     Until the doctors got my medication and dosage right I continued to have partial seizures at school. I would be in Chorus trying to hold our music when I would have tremors in my arms and I'd throw the paper every which way. Then I'd get a pass to the nurse's office where I'd call my mom to come get me. Another time I was in Health class. We were walking down the hallway to our classroom when my legs gave out from beneath me. My friend, Jon Lewis, walked with me to the nurse's office and stayed by my side until my mom came.

     It never got any easier. They're always embarrassing and for a moment you wonder what happened. After I would have tremors in my arms I'd have a pins and needles sensation coursing through my arms.

     My grand mal seizures often took place in public places because I'm stubborn and don't want epilepsy to control my life. Fortunately they never occurred while I was driving or on the stairs. I've had one at Pizza Hut, Pine Ridge High School, my work (Convergys), and at the airport.  My friend said she looked up to me because if she had Epilepsy she'd be too embarrassed and afraid to leave the house. My response to that was that my fear was being alone while having a seizure. At least in public there's people around to help.

     However, now I'm lucky enough to be seizure free since December 2008!  My neurologist is keeping me on Keppra as it works for me and there's no bad side effects! As there is no cure for epilepsy I'm glad that western medicine has come this far!

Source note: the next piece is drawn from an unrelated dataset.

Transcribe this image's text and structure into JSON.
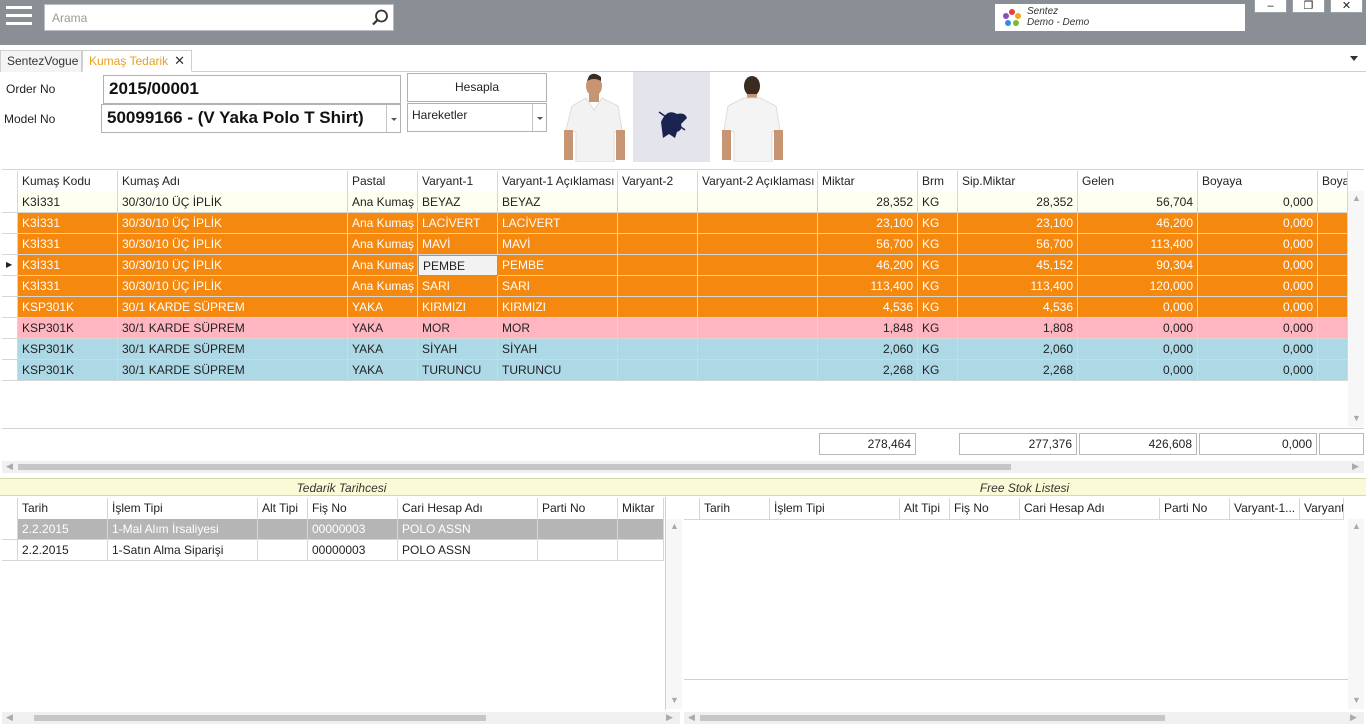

I only hope that their medicines and knowledge of epilepsy keeps evolving so that maybe one day there will be a cure for epilepsy.